9 March 2019 – Tararua Mountain Race – 36 km / 2,300 m
One of the classics of the New Zealand calendar, the TMR is a fantastic community-run event. It crosses the rugged Tararua range just north of Wellington. The route is a point to point – the mighty Southern Crossing. It’s a multi-day walk or a long run, with a decent tussocky exposed section above 1,200m. A couple of years ago we had a strong northerly wind and hail in our eyeballs, so there was much to look forward to. Fortunately we had a better day this time, but lots of rain in the run-up made sure the track was suitably rutted and slippery.
With some runners taking over ten hours, the start is staggered in half hour waves. So the first challenge is trading off an extra hour in bed with the need to keep up with a later but faster starting group, unless you want to be running on your own. The first half of the race is a seemingly endless slog up the wooded, infamous and interminable Marchant Ridge. With wet slippery tree roots and seas of bog, Marchant is the place people will go to get water when global warming turns the rest of New Zealand into a barren desert. For an added bonus you get climbs with a compacted clay surface and a thin film of grease. Great in a pan with sausages but not much use on a mountain run.
I set off with ten or so others in the second to last wave aiming to avoid being caught by the fastest pack starting 30 min later and if possible keep the vet trophy from last year. As the rain stopped and the mist lifted I held on to the leading pair in my wave, feeling good. Target one was Alpha Hut, about 17km in and the first checkpoint. As well as the comfort of water, friendly marshals and sweets of a colour unknown to science, getting to Alpha means the end of Marchant. By that point I was suffering. Physically and mentally I couldn’t seem to get into race mode. Martin McCrudden and Joe Fowler had long since disappeared by the time I got there.

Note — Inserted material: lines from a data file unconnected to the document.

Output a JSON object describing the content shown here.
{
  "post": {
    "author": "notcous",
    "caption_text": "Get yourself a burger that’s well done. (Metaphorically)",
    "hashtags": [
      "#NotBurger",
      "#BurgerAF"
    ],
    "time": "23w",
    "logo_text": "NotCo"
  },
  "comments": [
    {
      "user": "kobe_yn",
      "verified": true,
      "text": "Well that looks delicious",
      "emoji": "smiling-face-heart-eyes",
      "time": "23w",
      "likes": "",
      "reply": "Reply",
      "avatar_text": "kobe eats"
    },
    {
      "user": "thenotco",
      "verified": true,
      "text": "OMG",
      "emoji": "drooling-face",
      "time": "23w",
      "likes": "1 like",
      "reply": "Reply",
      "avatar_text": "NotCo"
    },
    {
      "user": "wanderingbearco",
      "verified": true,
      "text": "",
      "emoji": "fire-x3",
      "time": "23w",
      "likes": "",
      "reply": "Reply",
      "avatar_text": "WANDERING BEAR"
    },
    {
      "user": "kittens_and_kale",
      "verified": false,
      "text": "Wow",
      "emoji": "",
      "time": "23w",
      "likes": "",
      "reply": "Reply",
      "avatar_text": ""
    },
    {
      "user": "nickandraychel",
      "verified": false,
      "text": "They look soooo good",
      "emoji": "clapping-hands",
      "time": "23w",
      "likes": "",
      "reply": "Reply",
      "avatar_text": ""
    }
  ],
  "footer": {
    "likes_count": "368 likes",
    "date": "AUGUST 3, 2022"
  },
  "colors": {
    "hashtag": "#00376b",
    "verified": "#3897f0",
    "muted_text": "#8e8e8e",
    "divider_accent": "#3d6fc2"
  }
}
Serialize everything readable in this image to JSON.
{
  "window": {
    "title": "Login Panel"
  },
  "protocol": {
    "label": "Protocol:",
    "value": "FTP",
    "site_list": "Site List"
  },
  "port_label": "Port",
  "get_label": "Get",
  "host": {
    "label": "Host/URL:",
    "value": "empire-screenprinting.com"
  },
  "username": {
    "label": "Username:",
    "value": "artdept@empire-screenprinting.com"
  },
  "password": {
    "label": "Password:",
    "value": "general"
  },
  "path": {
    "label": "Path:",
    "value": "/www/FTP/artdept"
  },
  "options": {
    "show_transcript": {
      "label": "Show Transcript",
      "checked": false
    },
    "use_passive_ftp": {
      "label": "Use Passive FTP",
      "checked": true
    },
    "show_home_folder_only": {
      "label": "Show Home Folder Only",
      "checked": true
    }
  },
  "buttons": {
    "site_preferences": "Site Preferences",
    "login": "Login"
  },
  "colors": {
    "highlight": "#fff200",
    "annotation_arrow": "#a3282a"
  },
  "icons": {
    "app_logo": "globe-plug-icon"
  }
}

Breaking the bushline after the hut brought the fabulous views I’d missed in the last two years. The sort that make you want to sit down with a cup of tea and a cake. It was also clear that while the weather was good, the track was bad. Maybe it was a mild winter, maybe rain in the week, or maybe the marshals going over with several tonnes of fertiliser and a digger, but the 8k over peaks, saddles, ridges and tarns was thick with vegetation and potholes. Low on energy, I had to resort to scoffing a chewy fruity minty mass of Soreen and Kendal mint cake. It’s probably a good mix for putting in bathroom tiles but when I eventually got it down it worked wonders. By this time I was overtaking earlier starters and by the time I was over the peaks of Atkinson and the Beehives I was feeling a lot stronger.
Arriving at the misty 1,529m summit of Mount Hector was a high point. “It’s about a k to the hut…all downhill from here…” I was told by the stalwart marshals, who’d no doubt gone in the night before and had many cold hours both behind and ahead of them. What they actually meant was “about a mile over gnarly rock and tussock, and mostly downhill apart from Field Peak and Hut Mound and that funny bit round Dennan that doesn’t really look bad on the map but is definitely a climb…” Anyway, by this point I was running better, and chapeau to anyone who sits on a windy hill to make the TMR happen.

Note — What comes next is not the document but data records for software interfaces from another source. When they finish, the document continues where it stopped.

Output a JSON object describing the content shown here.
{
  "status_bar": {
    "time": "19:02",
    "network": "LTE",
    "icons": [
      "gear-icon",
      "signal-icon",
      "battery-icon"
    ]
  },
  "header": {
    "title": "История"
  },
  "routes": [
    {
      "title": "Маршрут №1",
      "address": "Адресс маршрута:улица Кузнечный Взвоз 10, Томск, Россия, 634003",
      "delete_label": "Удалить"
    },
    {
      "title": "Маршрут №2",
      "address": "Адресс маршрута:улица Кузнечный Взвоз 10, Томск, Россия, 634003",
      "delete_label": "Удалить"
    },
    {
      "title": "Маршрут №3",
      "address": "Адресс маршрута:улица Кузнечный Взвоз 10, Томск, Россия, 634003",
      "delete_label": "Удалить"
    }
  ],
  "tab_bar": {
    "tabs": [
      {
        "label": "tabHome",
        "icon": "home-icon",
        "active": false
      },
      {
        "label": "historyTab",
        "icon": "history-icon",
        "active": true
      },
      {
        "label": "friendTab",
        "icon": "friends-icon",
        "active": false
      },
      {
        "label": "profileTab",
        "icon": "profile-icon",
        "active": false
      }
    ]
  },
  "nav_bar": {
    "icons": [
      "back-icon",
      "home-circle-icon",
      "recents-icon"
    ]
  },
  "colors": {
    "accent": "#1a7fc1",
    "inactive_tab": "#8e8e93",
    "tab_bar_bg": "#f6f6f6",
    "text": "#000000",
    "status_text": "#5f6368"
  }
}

Kime Hut was the next checkpoint. Again, lots of helpful marshals, including Chris Martin, who spends as much time devising names for races like the Aorangi Undulator, Mukamuka Munter as he does organising them. At Kime I finally spied the chance to bag a race position, but was also expecting to see Chris Swallow breeze past at any moment with the race leaders. Detaching the last residue of Soreen from my teeth I managed to stay ahead over the 11km / 1,250m descent to the finish at Otaki Forks and the waiting barbecue. It was a long way for a sausage, but a top day out on the hills.
Winners: Chris Swallow 5.07.45, Hannah Lund 6.35.40
Alex Jones 6th 5.33.53 (1st V40)